Start of RECORDS TO PROCESS
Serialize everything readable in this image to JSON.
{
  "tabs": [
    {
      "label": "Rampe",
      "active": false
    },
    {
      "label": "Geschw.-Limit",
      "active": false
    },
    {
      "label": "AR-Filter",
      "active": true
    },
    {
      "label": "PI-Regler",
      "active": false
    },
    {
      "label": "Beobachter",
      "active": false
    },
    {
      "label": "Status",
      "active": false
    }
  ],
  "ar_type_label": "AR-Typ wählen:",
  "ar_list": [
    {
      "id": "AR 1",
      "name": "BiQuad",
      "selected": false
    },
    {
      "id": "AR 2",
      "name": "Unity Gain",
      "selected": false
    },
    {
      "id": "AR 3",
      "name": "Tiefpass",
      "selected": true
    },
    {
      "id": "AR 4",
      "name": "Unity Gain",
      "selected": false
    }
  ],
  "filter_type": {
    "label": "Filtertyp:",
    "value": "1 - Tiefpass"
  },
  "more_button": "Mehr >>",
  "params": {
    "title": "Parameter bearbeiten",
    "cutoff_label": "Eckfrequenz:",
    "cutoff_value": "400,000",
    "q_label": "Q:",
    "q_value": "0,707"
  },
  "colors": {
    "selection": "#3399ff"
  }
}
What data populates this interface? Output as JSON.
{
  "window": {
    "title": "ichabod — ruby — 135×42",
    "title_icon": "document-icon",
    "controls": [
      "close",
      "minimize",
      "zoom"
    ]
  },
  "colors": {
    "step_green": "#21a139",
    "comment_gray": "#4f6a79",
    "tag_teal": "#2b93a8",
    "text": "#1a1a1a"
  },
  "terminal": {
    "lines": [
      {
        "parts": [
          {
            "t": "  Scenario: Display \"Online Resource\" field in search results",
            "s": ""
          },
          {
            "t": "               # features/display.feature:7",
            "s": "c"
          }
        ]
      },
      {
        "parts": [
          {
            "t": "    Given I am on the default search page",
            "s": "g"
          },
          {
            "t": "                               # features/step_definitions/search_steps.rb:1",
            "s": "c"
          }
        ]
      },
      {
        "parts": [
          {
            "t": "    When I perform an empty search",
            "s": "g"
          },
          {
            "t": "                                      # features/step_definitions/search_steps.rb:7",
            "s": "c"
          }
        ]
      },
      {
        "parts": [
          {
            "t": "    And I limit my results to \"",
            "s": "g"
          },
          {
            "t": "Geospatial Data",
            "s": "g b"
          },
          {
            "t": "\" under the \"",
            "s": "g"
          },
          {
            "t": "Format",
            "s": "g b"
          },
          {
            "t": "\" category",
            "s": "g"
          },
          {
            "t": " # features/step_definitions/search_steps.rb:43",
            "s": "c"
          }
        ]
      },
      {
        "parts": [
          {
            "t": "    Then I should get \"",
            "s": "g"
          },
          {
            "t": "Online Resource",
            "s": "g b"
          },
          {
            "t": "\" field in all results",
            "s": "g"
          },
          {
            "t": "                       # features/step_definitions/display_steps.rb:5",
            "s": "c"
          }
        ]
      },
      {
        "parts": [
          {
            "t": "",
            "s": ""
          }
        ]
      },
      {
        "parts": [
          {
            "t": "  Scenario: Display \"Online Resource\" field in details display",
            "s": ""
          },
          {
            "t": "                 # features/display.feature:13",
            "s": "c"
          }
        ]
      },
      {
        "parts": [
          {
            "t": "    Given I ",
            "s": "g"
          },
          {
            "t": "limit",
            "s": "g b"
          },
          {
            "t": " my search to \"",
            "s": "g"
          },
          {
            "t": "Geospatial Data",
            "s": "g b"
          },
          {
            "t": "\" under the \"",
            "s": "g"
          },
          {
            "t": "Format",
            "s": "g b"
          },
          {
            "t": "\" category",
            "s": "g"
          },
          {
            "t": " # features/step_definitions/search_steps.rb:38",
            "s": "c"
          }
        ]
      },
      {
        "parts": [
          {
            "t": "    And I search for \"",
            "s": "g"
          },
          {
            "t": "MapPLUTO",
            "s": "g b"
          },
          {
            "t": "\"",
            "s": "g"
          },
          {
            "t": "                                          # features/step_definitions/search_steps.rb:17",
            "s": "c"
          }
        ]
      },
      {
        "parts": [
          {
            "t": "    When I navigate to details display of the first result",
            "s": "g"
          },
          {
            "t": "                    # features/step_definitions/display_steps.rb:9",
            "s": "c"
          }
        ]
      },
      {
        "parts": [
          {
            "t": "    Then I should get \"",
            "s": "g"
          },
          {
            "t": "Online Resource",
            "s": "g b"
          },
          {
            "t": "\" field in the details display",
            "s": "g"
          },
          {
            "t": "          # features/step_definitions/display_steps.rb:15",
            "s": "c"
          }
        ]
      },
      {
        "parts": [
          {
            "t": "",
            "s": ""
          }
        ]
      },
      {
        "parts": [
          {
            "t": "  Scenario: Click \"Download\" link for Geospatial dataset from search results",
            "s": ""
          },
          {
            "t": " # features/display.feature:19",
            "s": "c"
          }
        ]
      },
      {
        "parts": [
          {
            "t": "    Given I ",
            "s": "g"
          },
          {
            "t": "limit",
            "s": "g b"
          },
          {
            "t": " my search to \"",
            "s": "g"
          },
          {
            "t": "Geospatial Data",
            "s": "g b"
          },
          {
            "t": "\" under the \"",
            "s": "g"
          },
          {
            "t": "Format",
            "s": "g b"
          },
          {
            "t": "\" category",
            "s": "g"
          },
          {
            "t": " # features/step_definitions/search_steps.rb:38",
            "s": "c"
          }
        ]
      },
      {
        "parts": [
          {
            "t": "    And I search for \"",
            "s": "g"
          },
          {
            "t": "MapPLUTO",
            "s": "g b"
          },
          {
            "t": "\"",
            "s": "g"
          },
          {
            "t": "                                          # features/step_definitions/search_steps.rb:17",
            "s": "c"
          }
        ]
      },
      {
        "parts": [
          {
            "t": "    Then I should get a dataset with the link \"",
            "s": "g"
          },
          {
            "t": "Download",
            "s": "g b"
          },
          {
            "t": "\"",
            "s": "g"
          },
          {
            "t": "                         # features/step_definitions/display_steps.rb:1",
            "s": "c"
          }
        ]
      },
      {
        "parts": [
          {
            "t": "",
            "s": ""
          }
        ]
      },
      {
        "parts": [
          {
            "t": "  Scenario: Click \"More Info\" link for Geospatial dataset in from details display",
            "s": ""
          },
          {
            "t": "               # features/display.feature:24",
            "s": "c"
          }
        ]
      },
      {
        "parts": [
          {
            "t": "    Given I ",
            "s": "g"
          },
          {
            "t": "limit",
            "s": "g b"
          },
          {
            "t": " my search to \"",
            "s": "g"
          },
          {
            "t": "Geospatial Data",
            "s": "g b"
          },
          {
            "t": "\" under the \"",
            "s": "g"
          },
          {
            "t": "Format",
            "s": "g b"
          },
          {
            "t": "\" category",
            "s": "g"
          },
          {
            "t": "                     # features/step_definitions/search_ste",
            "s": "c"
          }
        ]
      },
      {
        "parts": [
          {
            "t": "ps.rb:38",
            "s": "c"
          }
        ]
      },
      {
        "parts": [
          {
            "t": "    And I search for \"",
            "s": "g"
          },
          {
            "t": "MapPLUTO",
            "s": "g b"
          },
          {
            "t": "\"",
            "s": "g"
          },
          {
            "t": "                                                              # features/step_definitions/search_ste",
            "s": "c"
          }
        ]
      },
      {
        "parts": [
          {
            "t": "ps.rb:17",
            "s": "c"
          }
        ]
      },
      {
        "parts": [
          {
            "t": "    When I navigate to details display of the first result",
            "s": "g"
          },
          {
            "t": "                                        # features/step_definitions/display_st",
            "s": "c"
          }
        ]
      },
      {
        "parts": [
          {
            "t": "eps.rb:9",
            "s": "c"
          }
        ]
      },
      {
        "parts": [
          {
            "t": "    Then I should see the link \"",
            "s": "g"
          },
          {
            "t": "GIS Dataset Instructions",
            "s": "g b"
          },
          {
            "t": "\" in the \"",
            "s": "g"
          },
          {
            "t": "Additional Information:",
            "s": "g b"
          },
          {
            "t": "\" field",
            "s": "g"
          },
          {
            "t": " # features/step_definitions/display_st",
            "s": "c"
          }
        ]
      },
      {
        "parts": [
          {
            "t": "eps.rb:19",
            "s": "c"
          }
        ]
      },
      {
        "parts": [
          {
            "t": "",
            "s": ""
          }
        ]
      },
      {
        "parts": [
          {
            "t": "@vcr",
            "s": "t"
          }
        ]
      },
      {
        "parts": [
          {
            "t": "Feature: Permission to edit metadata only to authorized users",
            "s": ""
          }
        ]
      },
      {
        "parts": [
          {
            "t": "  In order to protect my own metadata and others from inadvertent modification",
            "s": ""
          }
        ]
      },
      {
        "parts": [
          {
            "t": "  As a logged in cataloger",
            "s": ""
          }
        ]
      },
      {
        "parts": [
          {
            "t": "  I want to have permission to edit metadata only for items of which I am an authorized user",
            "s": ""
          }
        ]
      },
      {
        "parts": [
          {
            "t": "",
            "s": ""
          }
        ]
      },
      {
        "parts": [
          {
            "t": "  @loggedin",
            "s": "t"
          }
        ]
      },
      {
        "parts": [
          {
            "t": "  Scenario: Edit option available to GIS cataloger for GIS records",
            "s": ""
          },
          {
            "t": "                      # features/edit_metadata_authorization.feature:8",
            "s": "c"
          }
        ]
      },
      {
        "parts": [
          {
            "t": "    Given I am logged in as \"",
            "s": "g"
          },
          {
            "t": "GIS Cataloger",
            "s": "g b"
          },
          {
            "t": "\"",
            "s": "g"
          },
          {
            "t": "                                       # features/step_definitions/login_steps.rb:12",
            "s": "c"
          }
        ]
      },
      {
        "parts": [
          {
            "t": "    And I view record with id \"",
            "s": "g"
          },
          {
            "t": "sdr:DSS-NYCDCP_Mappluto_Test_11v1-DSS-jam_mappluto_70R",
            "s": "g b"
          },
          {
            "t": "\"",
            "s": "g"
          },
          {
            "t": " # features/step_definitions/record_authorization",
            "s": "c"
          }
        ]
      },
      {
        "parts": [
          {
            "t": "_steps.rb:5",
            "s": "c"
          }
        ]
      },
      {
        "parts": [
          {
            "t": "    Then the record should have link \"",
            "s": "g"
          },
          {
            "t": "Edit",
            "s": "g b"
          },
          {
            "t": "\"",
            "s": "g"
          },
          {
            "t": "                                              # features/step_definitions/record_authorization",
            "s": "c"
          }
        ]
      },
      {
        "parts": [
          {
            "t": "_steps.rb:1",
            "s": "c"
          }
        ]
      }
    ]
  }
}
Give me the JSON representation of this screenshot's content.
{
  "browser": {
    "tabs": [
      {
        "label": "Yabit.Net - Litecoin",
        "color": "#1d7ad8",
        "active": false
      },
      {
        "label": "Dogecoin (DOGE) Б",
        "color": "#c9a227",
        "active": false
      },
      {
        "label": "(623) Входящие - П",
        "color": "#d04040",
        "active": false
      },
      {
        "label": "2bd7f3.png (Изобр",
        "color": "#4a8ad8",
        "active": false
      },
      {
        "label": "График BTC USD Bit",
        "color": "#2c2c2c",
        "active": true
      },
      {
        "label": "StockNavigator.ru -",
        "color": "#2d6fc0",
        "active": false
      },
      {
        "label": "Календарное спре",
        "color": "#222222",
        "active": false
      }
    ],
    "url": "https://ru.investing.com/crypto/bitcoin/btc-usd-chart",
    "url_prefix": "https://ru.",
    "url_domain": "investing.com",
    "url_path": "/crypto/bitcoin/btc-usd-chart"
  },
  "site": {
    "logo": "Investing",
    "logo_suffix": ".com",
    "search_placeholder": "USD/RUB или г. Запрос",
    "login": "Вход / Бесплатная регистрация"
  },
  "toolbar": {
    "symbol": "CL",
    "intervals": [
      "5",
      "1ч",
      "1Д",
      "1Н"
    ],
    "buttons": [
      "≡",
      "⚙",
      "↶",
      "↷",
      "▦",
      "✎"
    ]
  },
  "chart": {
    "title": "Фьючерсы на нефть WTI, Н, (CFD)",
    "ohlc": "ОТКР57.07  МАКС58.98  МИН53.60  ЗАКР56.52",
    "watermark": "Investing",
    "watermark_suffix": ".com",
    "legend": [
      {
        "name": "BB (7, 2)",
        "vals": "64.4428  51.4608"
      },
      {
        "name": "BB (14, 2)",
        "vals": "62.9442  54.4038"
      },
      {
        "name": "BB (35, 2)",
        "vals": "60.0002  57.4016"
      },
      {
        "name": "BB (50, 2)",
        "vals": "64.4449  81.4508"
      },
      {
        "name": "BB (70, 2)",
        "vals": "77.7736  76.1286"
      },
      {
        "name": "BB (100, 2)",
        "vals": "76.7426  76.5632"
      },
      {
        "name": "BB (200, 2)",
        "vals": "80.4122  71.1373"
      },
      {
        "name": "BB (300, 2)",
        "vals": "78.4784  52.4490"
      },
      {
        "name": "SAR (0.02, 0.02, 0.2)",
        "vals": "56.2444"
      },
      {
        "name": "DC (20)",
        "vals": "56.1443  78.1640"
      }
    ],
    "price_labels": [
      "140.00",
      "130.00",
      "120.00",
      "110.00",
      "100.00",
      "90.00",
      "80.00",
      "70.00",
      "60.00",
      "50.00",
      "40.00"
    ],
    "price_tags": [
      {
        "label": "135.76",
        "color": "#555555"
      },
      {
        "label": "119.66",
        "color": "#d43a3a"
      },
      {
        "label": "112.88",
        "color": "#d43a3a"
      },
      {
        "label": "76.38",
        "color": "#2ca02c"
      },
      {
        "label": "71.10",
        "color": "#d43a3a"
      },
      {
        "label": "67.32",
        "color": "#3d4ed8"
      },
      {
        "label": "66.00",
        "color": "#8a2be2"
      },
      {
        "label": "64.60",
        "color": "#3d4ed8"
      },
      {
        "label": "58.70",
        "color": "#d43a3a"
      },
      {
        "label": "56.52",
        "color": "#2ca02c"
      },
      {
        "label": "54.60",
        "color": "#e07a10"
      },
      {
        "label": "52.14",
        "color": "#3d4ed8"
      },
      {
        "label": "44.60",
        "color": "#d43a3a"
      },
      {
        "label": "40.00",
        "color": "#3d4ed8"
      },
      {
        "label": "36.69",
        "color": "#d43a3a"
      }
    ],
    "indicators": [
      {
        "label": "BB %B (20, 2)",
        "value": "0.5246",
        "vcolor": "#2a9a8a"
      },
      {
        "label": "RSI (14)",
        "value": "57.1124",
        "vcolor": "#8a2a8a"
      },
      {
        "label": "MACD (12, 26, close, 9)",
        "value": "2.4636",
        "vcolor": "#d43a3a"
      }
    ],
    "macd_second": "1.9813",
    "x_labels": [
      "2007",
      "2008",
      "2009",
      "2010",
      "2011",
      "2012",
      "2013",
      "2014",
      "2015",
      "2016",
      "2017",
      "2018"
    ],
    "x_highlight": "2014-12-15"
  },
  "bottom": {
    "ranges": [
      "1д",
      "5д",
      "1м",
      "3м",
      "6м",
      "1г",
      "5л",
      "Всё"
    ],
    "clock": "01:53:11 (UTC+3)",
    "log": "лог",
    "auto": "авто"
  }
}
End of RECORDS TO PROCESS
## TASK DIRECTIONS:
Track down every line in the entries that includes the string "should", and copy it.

## WRITTEN RESPONSE:
            "t": "    Then I should get \"",
            "t": "    Then I should get \"",
            "t": "    Then I should get a dataset with the link \"",
            "t": "    Then I should see the link \"",
            "t": "    Then the record should have link \"",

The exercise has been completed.